INPUT DATA ▸
========

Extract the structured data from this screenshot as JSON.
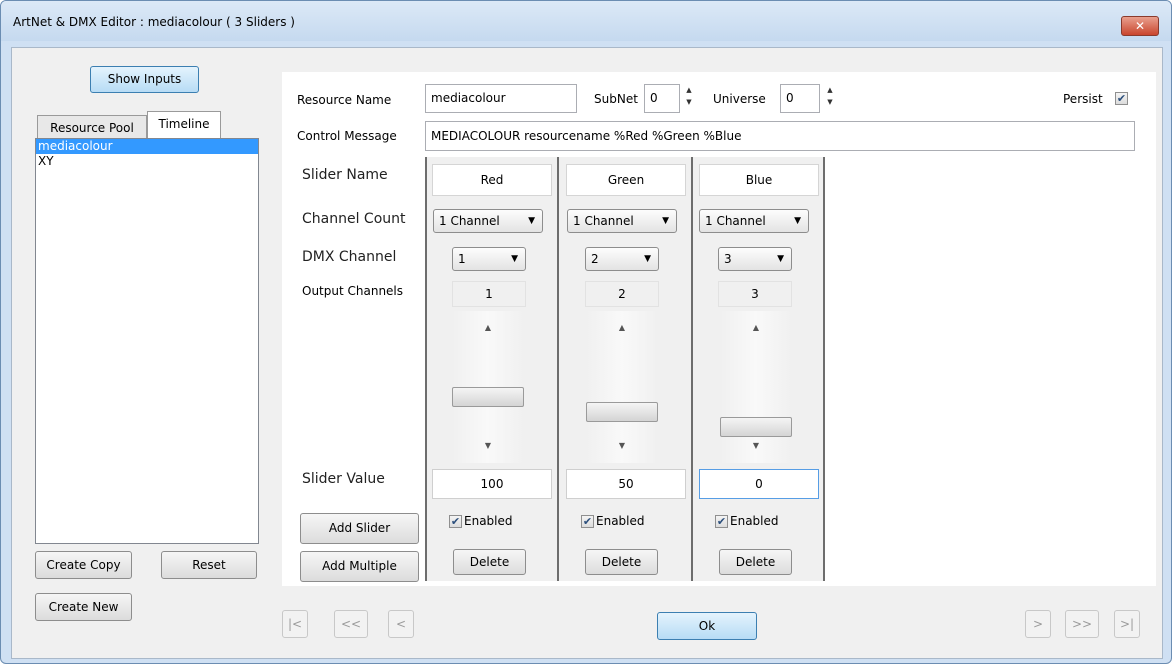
{
  "window": {
    "title": "ArtNet & DMX Editor : mediacolour ( 3 Sliders )",
    "close_label": "✕"
  },
  "left": {
    "show_inputs": "Show Inputs",
    "tabs": [
      {
        "label": "Resource Pool"
      },
      {
        "label": "Timeline"
      }
    ],
    "items": [
      {
        "label": "mediacolour"
      },
      {
        "label": "XY"
      }
    ],
    "create_copy": "Create Copy",
    "reset": "Reset",
    "create_new": "Create New"
  },
  "form": {
    "resource_name_label": "Resource Name",
    "resource_name_value": "mediacolour",
    "subnet_label": "SubNet",
    "subnet_value": "0",
    "universe_label": "Universe",
    "universe_value": "0",
    "persist_label": "Persist",
    "persist_checked": true,
    "control_message_label": "Control Message",
    "control_message_value": "MEDIACOLOUR resourcename %Red %Green %Blue"
  },
  "row_labels": {
    "slider_name": "Slider Name",
    "channel_count": "Channel Count",
    "dmx_channel": "DMX Channel",
    "output_channels": "Output Channels",
    "slider_value": "Slider Value"
  },
  "actions": {
    "add_slider": "Add Slider",
    "add_multiple": "Add Multiple"
  },
  "sliders": [
    {
      "name": "Red",
      "channel_count": "1 Channel",
      "dmx_channel": "1",
      "output_channels": "1",
      "value": "100",
      "level": 1.0,
      "enabled_label": "Enabled",
      "enabled": true,
      "delete_label": "Delete"
    },
    {
      "name": "Green",
      "channel_count": "1 Channel",
      "dmx_channel": "2",
      "output_channels": "2",
      "value": "50",
      "level": 0.5,
      "enabled_label": "Enabled",
      "enabled": true,
      "delete_label": "Delete"
    },
    {
      "name": "Blue",
      "channel_count": "1 Channel",
      "dmx_channel": "3",
      "output_channels": "3",
      "value": "0",
      "level": 0.0,
      "enabled_label": "Enabled",
      "enabled": true,
      "delete_label": "Delete"
    }
  ],
  "bottom": {
    "first": "|<",
    "prev_page": "<<",
    "prev": "<",
    "ok": "Ok",
    "next": ">",
    "next_page": ">>",
    "last": ">|"
  },
  "icons": {
    "check": "checkmark-icon",
    "dropdown": "dropdown-arrow-icon",
    "spin_up": "spin-up-icon",
    "spin_down": "spin-down-icon"
  },
  "colors": {
    "accent": "#3399ff",
    "title_bar": "#c5d9ef",
    "close": "#c9452d"
  }
}
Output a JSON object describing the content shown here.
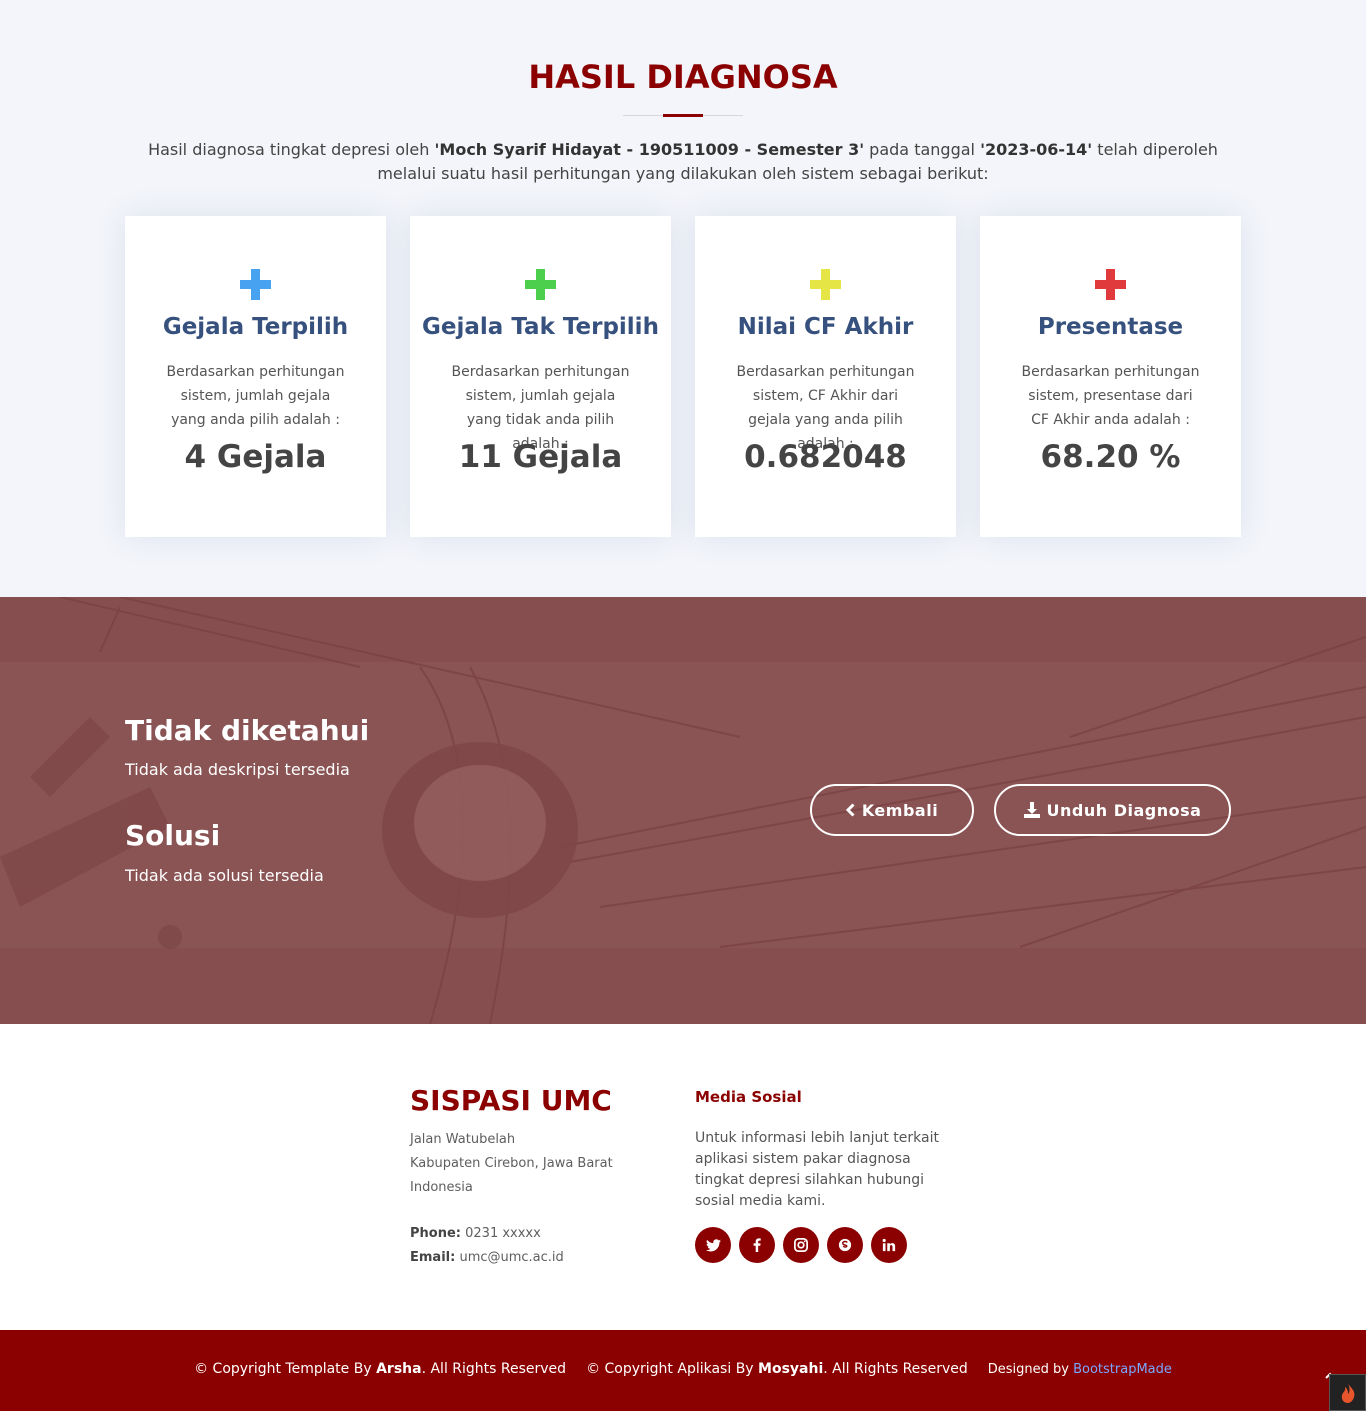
{
  "result": {
    "title": "HASIL DIAGNOSA",
    "intro_prefix": "Hasil diagnosa tingkat depresi oleh ",
    "intro_name": "'Moch Syarif Hidayat - 190511009 - Semester 3'",
    "intro_middle": " pada tanggal ",
    "intro_date": "'2023-06-14'",
    "intro_suffix": " telah diperoleh melalui suatu hasil perhitungan yang dilakukan oleh sistem sebagai berikut:",
    "cards": [
      {
        "icon": "plus-icon",
        "color": "#47a2f2",
        "title": "Gejala Terpilih",
        "desc": "Berdasarkan perhitungan sistem, jumlah gejala yang anda pilih adalah :",
        "value": "4 Gejala"
      },
      {
        "icon": "plus-icon",
        "color": "#4ccf4c",
        "title": "Gejala Tak Terpilih",
        "desc": "Berdasarkan perhitungan sistem, jumlah gejala yang tidak anda pilih adalah :",
        "value": "11 Gejala"
      },
      {
        "icon": "plus-icon",
        "color": "#e5e545",
        "title": "Nilai CF Akhir",
        "desc": "Berdasarkan perhitungan sistem, CF Akhir dari gejala yang anda pilih adalah :",
        "value": "0.682048"
      },
      {
        "icon": "plus-icon",
        "color": "#e03a3c",
        "title": "Presentase",
        "desc": "Berdasarkan perhitungan sistem, presentase dari CF Akhir anda adalah :",
        "value": "68.20 %"
      }
    ]
  },
  "diagnosis": {
    "description_title": "Tidak diketahui",
    "description_text": "Tidak ada deskripsi tersedia",
    "solution_title": "Solusi",
    "solution_text": "Tidak ada solusi tersedia",
    "back_button": "Kembali",
    "download_button": "Unduh Diagnosa"
  },
  "footer": {
    "brand": "SISPASI UMC",
    "address": [
      "Jalan Watubelah",
      "Kabupaten Cirebon, Jawa Barat",
      "Indonesia"
    ],
    "phone_label": "Phone:",
    "phone": "0231 xxxxx",
    "email_label": "Email:",
    "email": "umc@umc.ac.id",
    "social_title": "Media Sosial",
    "social_text": "Untuk informasi lebih lanjut terkait aplikasi sistem pakar diagnosa tingkat depresi silahkan hubungi sosial media kami.",
    "social_icons": [
      "twitter-icon",
      "facebook-icon",
      "instagram-icon",
      "skype-icon",
      "linkedin-icon"
    ]
  },
  "copyright": {
    "template_prefix": "© Copyright Template By ",
    "template_author": "Arsha",
    "template_suffix": ". All Rights Reserved",
    "app_prefix": "© Copyright Aplikasi By ",
    "app_author": "Mosyahi",
    "app_suffix": ". All Rights Reserved",
    "designed_by": "Designed by ",
    "designer": "BootstrapMade"
  },
  "colors": {
    "brand": "#8b0000",
    "cta_overlay": "#874e4f",
    "card_title": "#37517e",
    "link": "#7aa7ff"
  }
}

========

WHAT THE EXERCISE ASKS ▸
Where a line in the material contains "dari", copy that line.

RESULT OF THIS TASK ▸
        "desc": "Berdasarkan perhitungan sistem, CF Akhir dari gejala yang anda pilih adalah :",
        "desc": "Berdasarkan perhitungan sistem, presentase dari CF Akhir anda adalah :",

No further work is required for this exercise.